      As for a self-hosted blog on blogger – not as far as I know. You can certainly have your own domain name, but your content is stored on Google servers. This is actually the main reason I decided to make the move to Wordpress. Google has the authority to shut down any blogger account when they see fit. They have been known to mark accounts as “spam” for no apparent reason (it happened to Wendy Brandes, of all people). Having a self-hosted wordpress blog means that I have full control over my content, and no one can unexpectedly shut me down.

      Other reasons I decided to switch to wordpress:

      1. Customization: I felt that I was very limited with blogger.
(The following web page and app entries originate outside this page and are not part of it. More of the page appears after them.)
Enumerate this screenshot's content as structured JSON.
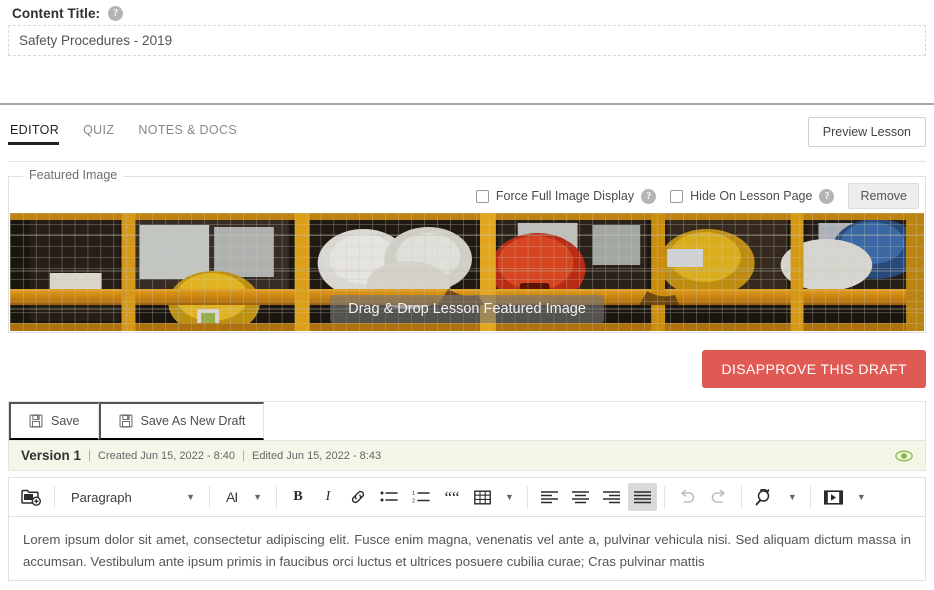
{
  "title_section": {
    "label": "Content Title:",
    "help_icon": "help-circle-icon",
    "value": "Safety Procedures - 2019",
    "placeholder": "Content Title"
  },
  "tabs": [
    {
      "label": "EDITOR",
      "active": true
    },
    {
      "label": "QUIZ",
      "active": false
    },
    {
      "label": "NOTES & DOCS",
      "active": false
    }
  ],
  "preview_button": {
    "label": "Preview Lesson"
  },
  "featured_image": {
    "legend": "Featured Image",
    "options": [
      {
        "label": "Force Full Image Display",
        "checked": false,
        "help_icon": "help-circle-icon"
      },
      {
        "label": "Hide On Lesson Page",
        "checked": false,
        "help_icon": "help-circle-icon"
      }
    ],
    "remove_label": "Remove",
    "dropzone_label": "Drag & Drop Lesson Featured Image",
    "alt": "Construction site hard hats stacked behind orange steel cage"
  },
  "disapprove_button": {
    "label": "DISAPPROVE THIS DRAFT",
    "color": "#e05a54"
  },
  "save_bar": {
    "save_label": "Save",
    "save_as_new_draft_label": "Save As New Draft",
    "icon": "floppy-disk-icon"
  },
  "version_bar": {
    "name": "Version 1",
    "separator": "|",
    "created": "Created Jun 15, 2022 - 8:40",
    "edited": "Edited Jun 15, 2022 - 8:43",
    "view_icon": "eye-icon",
    "background": "#f3f7e8",
    "icon_color": "#8cb84a"
  },
  "editor_toolbar": {
    "insert_icon": "insert-media-folder-icon",
    "block_format": {
      "value": "Paragraph",
      "caret": "chevron-down-icon"
    },
    "font_size": {
      "label": "AI",
      "icon": "font-size-icon",
      "caret": "chevron-down-icon"
    },
    "bold": "B",
    "italic": "I",
    "link_icon": "link-icon",
    "bullet_list_icon": "bullet-list-icon",
    "numbered_list_icon": "numbered-list-icon",
    "blockquote": "““",
    "table_icon": "table-icon",
    "table_caret": "chevron-down-icon",
    "align_left_icon": "align-left-icon",
    "align_center_icon": "align-center-icon",
    "align_right_icon": "align-right-icon",
    "align_justify_icon": "align-justify-icon",
    "align_active": "align-justify-icon",
    "undo_icon": "undo-icon",
    "redo_icon": "redo-icon",
    "find_replace_icon": "find-replace-icon",
    "find_replace_caret": "chevron-down-icon",
    "media_icon": "media-embed-icon",
    "media_caret": "chevron-down-icon"
  },
  "editor_body": {
    "paragraph": "Lorem ipsum dolor sit amet, consectetur adipiscing elit. Fusce enim magna, venenatis vel ante a, pulvinar vehicula nisi. Sed aliquam dictum massa in accumsan. Vestibulum ante ipsum primis in faucibus orci luctus et ultrices posuere cubilia curae; Cras pulvinar mattis"
  }
}
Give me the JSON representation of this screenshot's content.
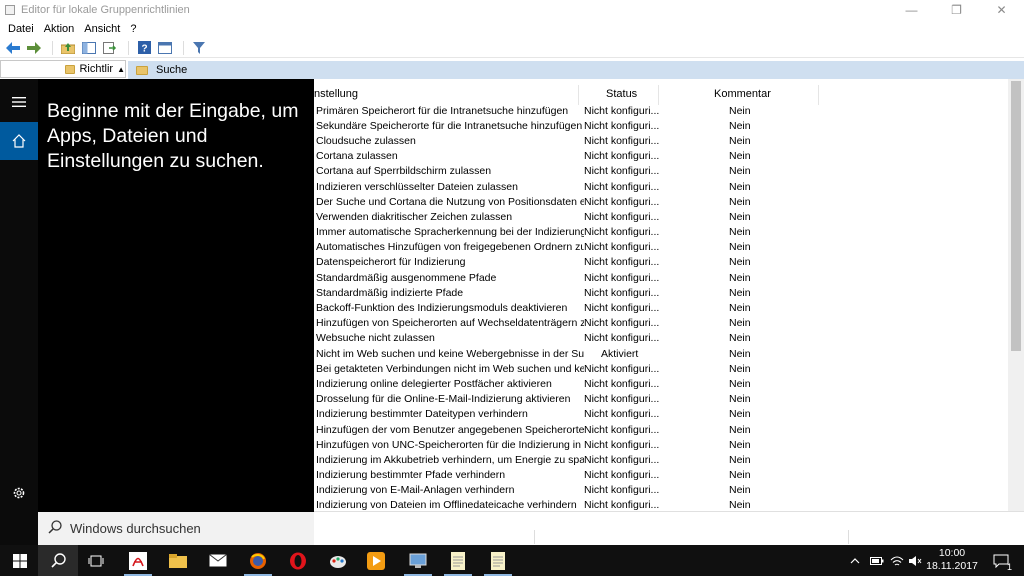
{
  "window": {
    "title": "Editor für lokale Gruppenrichtlinien",
    "minimize_glyph": "—",
    "maximize_glyph": "❐",
    "close_glyph": "✕"
  },
  "menu": {
    "items": [
      "Datei",
      "Aktion",
      "Ansicht",
      "?"
    ]
  },
  "tree": {
    "label": "Richtlir"
  },
  "details": {
    "folder_title": "Suche",
    "columns": {
      "name": "Einstellung",
      "name_visible": "nstellung",
      "status": "Status",
      "comment": "Kommentar"
    },
    "rows": [
      {
        "name": "Primären Speicherort für die Intranetsuche hinzufügen",
        "status": "Nicht konfiguri...",
        "comment": "Nein"
      },
      {
        "name": "Sekundäre Speicherorte für die Intranetsuche hinzufügen",
        "status": "Nicht konfiguri...",
        "comment": "Nein"
      },
      {
        "name": "Cloudsuche zulassen",
        "status": "Nicht konfiguri...",
        "comment": "Nein"
      },
      {
        "name": "Cortana zulassen",
        "status": "Nicht konfiguri...",
        "comment": "Nein"
      },
      {
        "name": "Cortana auf Sperrbildschirm zulassen",
        "status": "Nicht konfiguri...",
        "comment": "Nein"
      },
      {
        "name": "Indizieren verschlüsselter Dateien zulassen",
        "status": "Nicht konfiguri...",
        "comment": "Nein"
      },
      {
        "name": "Der Suche und Cortana die Nutzung von Positionsdaten erla...",
        "status": "Nicht konfiguri...",
        "comment": "Nein"
      },
      {
        "name": "Verwenden diakritischer Zeichen zulassen",
        "status": "Nicht konfiguri...",
        "comment": "Nein"
      },
      {
        "name": "Immer automatische Spracherkennung bei der Indizierung vo...",
        "status": "Nicht konfiguri...",
        "comment": "Nein"
      },
      {
        "name": "Automatisches Hinzufügen von freigegebenen Ordnern zum ...",
        "status": "Nicht konfiguri...",
        "comment": "Nein"
      },
      {
        "name": "Datenspeicherort für Indizierung",
        "status": "Nicht konfiguri...",
        "comment": "Nein"
      },
      {
        "name": "Standardmäßig ausgenommene Pfade",
        "status": "Nicht konfiguri...",
        "comment": "Nein"
      },
      {
        "name": "Standardmäßig indizierte Pfade",
        "status": "Nicht konfiguri...",
        "comment": "Nein"
      },
      {
        "name": "Backoff-Funktion des Indizierungsmoduls deaktivieren",
        "status": "Nicht konfiguri...",
        "comment": "Nein"
      },
      {
        "name": "Hinzufügen von Speicherorten auf Wechseldatenträgern zu B...",
        "status": "Nicht konfiguri...",
        "comment": "Nein"
      },
      {
        "name": "Websuche nicht zulassen",
        "status": "Nicht konfiguri...",
        "comment": "Nein"
      },
      {
        "name": "Nicht im Web suchen und keine Webergebnisse in der Suche...",
        "status": "Aktiviert",
        "comment": "Nein"
      },
      {
        "name": "Bei getakteten Verbindungen nicht im Web suchen und kein...",
        "status": "Nicht konfiguri...",
        "comment": "Nein"
      },
      {
        "name": "Indizierung online delegierter Postfächer aktivieren",
        "status": "Nicht konfiguri...",
        "comment": "Nein"
      },
      {
        "name": "Drosselung für die Online-E-Mail-Indizierung aktivieren",
        "status": "Nicht konfiguri...",
        "comment": "Nein"
      },
      {
        "name": "Indizierung bestimmter Dateitypen verhindern",
        "status": "Nicht konfiguri...",
        "comment": "Nein"
      },
      {
        "name": "Hinzufügen der vom Benutzer angegebenen Speicherorte zu...",
        "status": "Nicht konfiguri...",
        "comment": "Nein"
      },
      {
        "name": "Hinzufügen von UNC-Speicherorten für die Indizierung in de...",
        "status": "Nicht konfiguri...",
        "comment": "Nein"
      },
      {
        "name": "Indizierung im Akkubetrieb verhindern, um Energie zu sparen",
        "status": "Nicht konfiguri...",
        "comment": "Nein"
      },
      {
        "name": "Indizierung bestimmter Pfade verhindern",
        "status": "Nicht konfiguri...",
        "comment": "Nein"
      },
      {
        "name": "Indizierung von E-Mail-Anlagen verhindern",
        "status": "Nicht konfiguri...",
        "comment": "Nein"
      },
      {
        "name": "Indizierung von Dateien im Offlinedateicache verhindern",
        "status": "Nicht konfiguri...",
        "comment": "Nein"
      }
    ]
  },
  "start": {
    "prompt": "Beginne mit der Eingabe, um Apps, Dateien und Einstellungen zu suchen.",
    "search_placeholder": "Windows durchsuchen"
  },
  "taskbar": {
    "time": "10:00",
    "date": "18.11.2017",
    "notification_count": "1"
  },
  "colors": {
    "accent": "#005a9e",
    "search_header": "#cfdff0",
    "taskbar": "#101010"
  }
}
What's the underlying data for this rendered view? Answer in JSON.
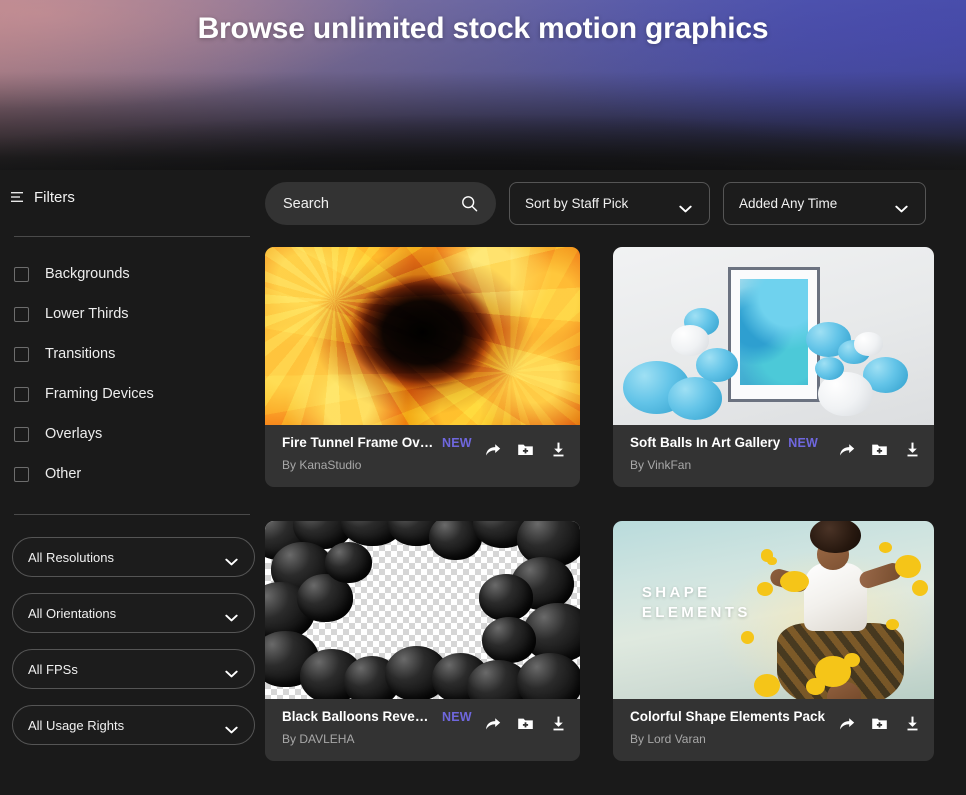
{
  "hero": {
    "title": "Browse unlimited stock motion graphics"
  },
  "sidebar": {
    "filters_label": "Filters",
    "filter_icon": "filter-lines-icon",
    "categories": [
      {
        "label": "Backgrounds",
        "checked": false
      },
      {
        "label": "Lower Thirds",
        "checked": false
      },
      {
        "label": "Transitions",
        "checked": false
      },
      {
        "label": "Framing Devices",
        "checked": false
      },
      {
        "label": "Overlays",
        "checked": false
      },
      {
        "label": "Other",
        "checked": false
      }
    ],
    "selects": [
      {
        "label": "All Resolutions",
        "icon": "chevron-down-icon"
      },
      {
        "label": "All Orientations",
        "icon": "chevron-down-icon"
      },
      {
        "label": "All FPSs",
        "icon": "chevron-down-icon"
      },
      {
        "label": "All Usage Rights",
        "icon": "chevron-down-icon"
      }
    ]
  },
  "toolbar": {
    "search": {
      "value": "",
      "placeholder": "Search",
      "icon": "search-icon"
    },
    "sort": {
      "label": "Sort by Staff Pick",
      "icon": "chevron-down-icon"
    },
    "date": {
      "label": "Added Any Time",
      "icon": "chevron-down-icon"
    }
  },
  "cards": [
    {
      "title": "Fire Tunnel Frame Overl...",
      "badge": "NEW",
      "author": "By KanaStudio",
      "actions": [
        "share-icon",
        "add-to-folder-icon",
        "download-icon"
      ]
    },
    {
      "title": "Soft Balls In Art Gallery",
      "badge": "NEW",
      "author": "By VinkFan",
      "actions": [
        "share-icon",
        "add-to-folder-icon",
        "download-icon"
      ]
    },
    {
      "title": "Black Balloons Reveal F...",
      "badge": "NEW",
      "author": "By DAVLEHA",
      "actions": [
        "share-icon",
        "add-to-folder-icon",
        "download-icon"
      ]
    },
    {
      "title": "Colorful Shape Elements Pack",
      "badge": "",
      "author": "By Lord Varan",
      "actions": [
        "share-icon",
        "add-to-folder-icon",
        "download-icon"
      ]
    }
  ],
  "thumbnails": {
    "shape_elements_overlay_line1": "SHAPE",
    "shape_elements_overlay_line2": "ELEMENTS"
  },
  "colors": {
    "page_background": "#1a1a1a",
    "card_footer": "#333333",
    "badge_new": "#6f67dd",
    "search_background": "#333333",
    "border": "#555555",
    "muted_text": "#a8a8a8"
  }
}
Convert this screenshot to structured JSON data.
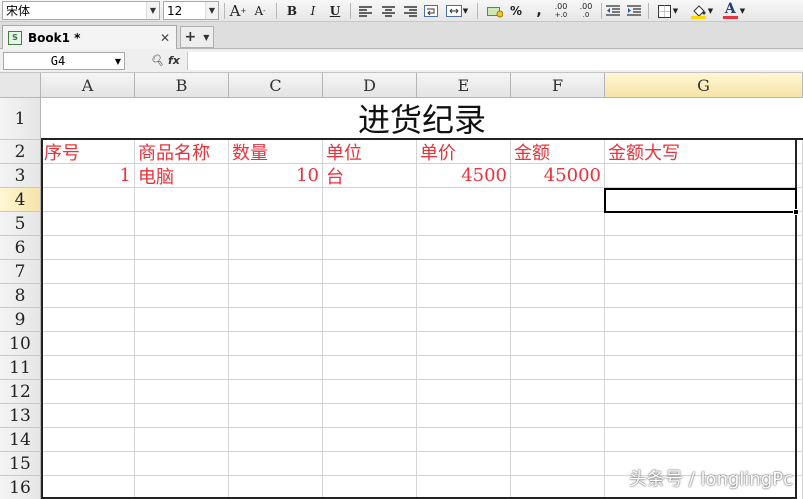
{
  "toolbar": {
    "font_name": "宋体",
    "font_size": "12",
    "increase_font": "A",
    "decrease_font": "A",
    "bold": "B",
    "italic": "I",
    "underline": "U",
    "percent": "%",
    "thousands": ",",
    "inc_decimal": ".00",
    "dec_decimal": ".00",
    "font_color_letter": "A",
    "colors": {
      "font_color": "#e8323c",
      "fill_color": "#ffd800"
    }
  },
  "tab": {
    "title": "Book1 *",
    "close": "✕",
    "new": "+"
  },
  "formula_bar": {
    "cell_ref": "G4",
    "fx": "fx",
    "content": ""
  },
  "columns": [
    "A",
    "B",
    "C",
    "D",
    "E",
    "F",
    "G"
  ],
  "selected_column": "G",
  "rows": [
    "1",
    "2",
    "3",
    "4",
    "5",
    "6",
    "7",
    "8",
    "9",
    "10",
    "11",
    "12",
    "13",
    "14",
    "15",
    "16"
  ],
  "selected_row": "4",
  "sheet": {
    "title": "进货纪录",
    "headers": [
      "序号",
      "商品名称",
      "数量",
      "单位",
      "单价",
      "金额",
      "金额大写"
    ],
    "row3": [
      "1",
      "电脑",
      "10",
      "台",
      "4500",
      "45000",
      ""
    ],
    "text_color": "#e8323c"
  },
  "watermark": "头条号 / longlingPc"
}
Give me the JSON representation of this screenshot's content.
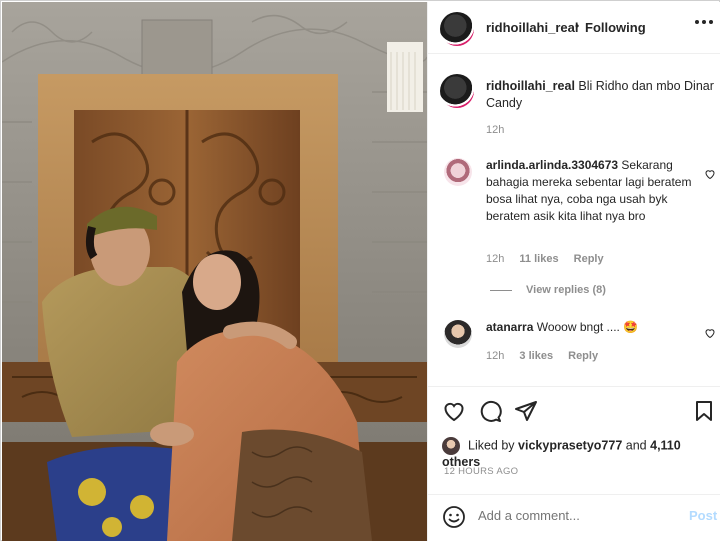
{
  "header": {
    "username": "ridhoillahi_real",
    "separator": "•",
    "follow_status": "Following",
    "more_label": "..."
  },
  "caption": {
    "username": "ridhoillahi_real",
    "text": "Bli Ridho dan mbo Dinar Candy",
    "time": "12h"
  },
  "comments": [
    {
      "username": "arlinda.arlinda.3304673",
      "text": "Sekarang bahagia mereka sebentar lagi beratem bosa lihat nya, coba nga usah byk beratem asik kita lihat nya bro",
      "time": "12h",
      "likes": "11 likes",
      "reply": "Reply",
      "view_replies": "View replies (8)"
    },
    {
      "username": "atanarra",
      "text": "Wooow bngt .... 🤩",
      "time": "12h",
      "likes": "3 likes",
      "reply": "Reply"
    }
  ],
  "likes": {
    "prefix": "Liked by",
    "user": "vickyprasetyo777",
    "joiner": "and",
    "others": "4,110 others"
  },
  "posted_ago": "12 HOURS AGO",
  "add_comment": {
    "placeholder": "Add a comment...",
    "post_label": "Post"
  },
  "colors": {
    "text": "#262626",
    "muted": "#8e8e8e",
    "post_disabled": "#b3dbff",
    "avatar_ring": "#d81f6a"
  },
  "icons": [
    "heart-icon",
    "comment-icon",
    "share-icon",
    "bookmark-icon",
    "emoji-icon",
    "more-icon"
  ]
}
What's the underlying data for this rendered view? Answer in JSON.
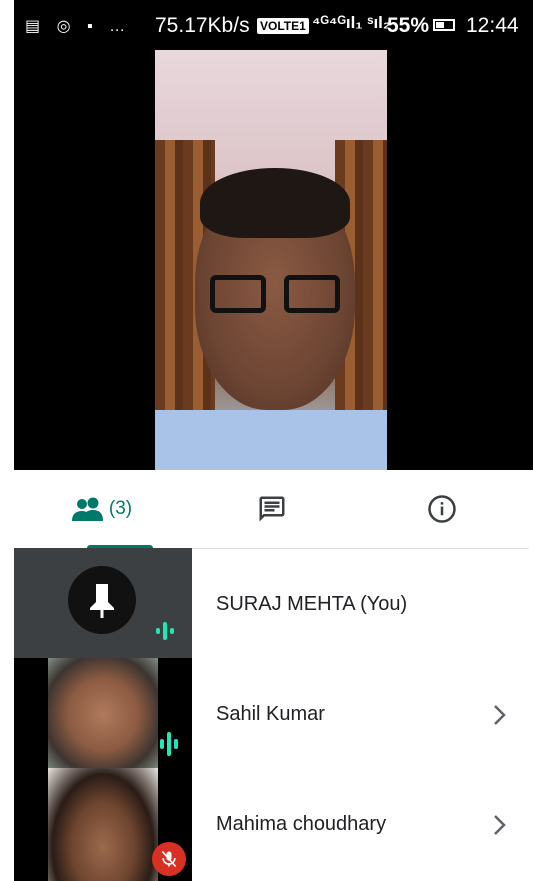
{
  "status_bar": {
    "left_icons": "▤ ◎ ▪ …",
    "net_speed": "75.17Kb/s",
    "volte": "VOLTE1",
    "signal": "⁴ᴳ⁴ᴳıl₁ ˢıl₂",
    "battery_pct": "55%",
    "time": "12:44"
  },
  "tabs": {
    "people_count": "(3)",
    "people_icon": "people-icon",
    "chat_icon": "chat-icon",
    "info_icon": "info-icon",
    "accent_color": "#00796b"
  },
  "participants": [
    {
      "name": "SURAJ MEHTA (You)",
      "speaking": true,
      "muted": false
    },
    {
      "name": "Sahil Kumar",
      "speaking": true,
      "muted": false
    },
    {
      "name": "Mahima choudhary",
      "speaking": false,
      "muted": true
    }
  ]
}
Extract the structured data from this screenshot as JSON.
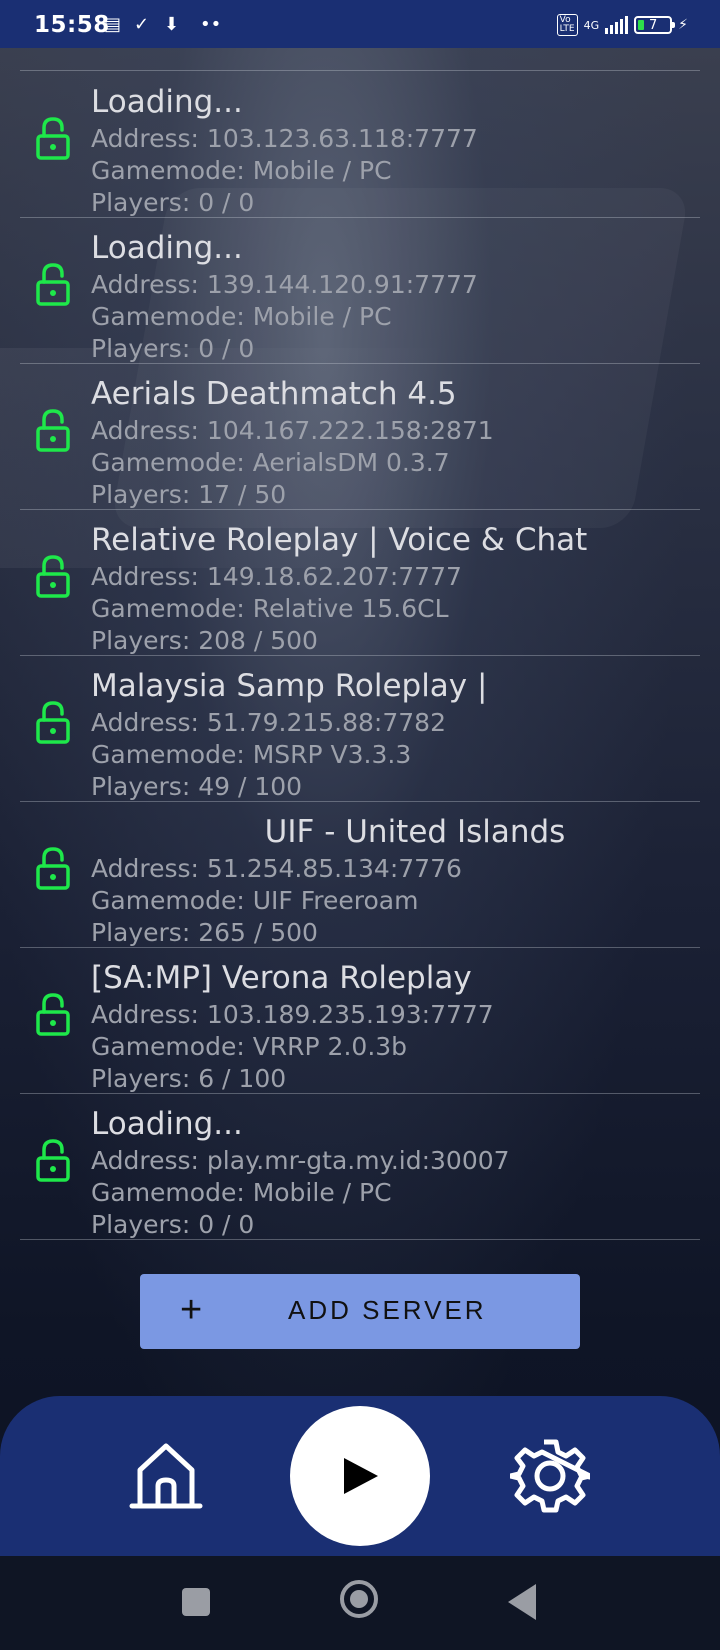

Yes, there are many templates and plug-ins available for blogger blogs, but the customization available via themes and plug-ins in wordpress is in my opinion, much greater.

      2. SEO: wordpress is much more SEO friendly. Search engine optimization is a very important element of trying to grow a blog. Blogger is very limited where this is concerned, whereas wordpress gives you so many options I am still learning!

      3. Professionalism: this is a matter of opinion, of course, but I find the general appearance of wordpress blogs to be far more professional looking than blogger blogs. They are cleaner and more functional.

      4. Post Editor: right before I made the switch I was becoming increasingly frustrated with blogger’s post editor. I find wordpress’s to be much more user-friendly. It does what I ask it to. Images go where I want them. Text appears the way I would like. It is much more user-friendly, and therefore, less frustrating to work with.

      I hope that helps!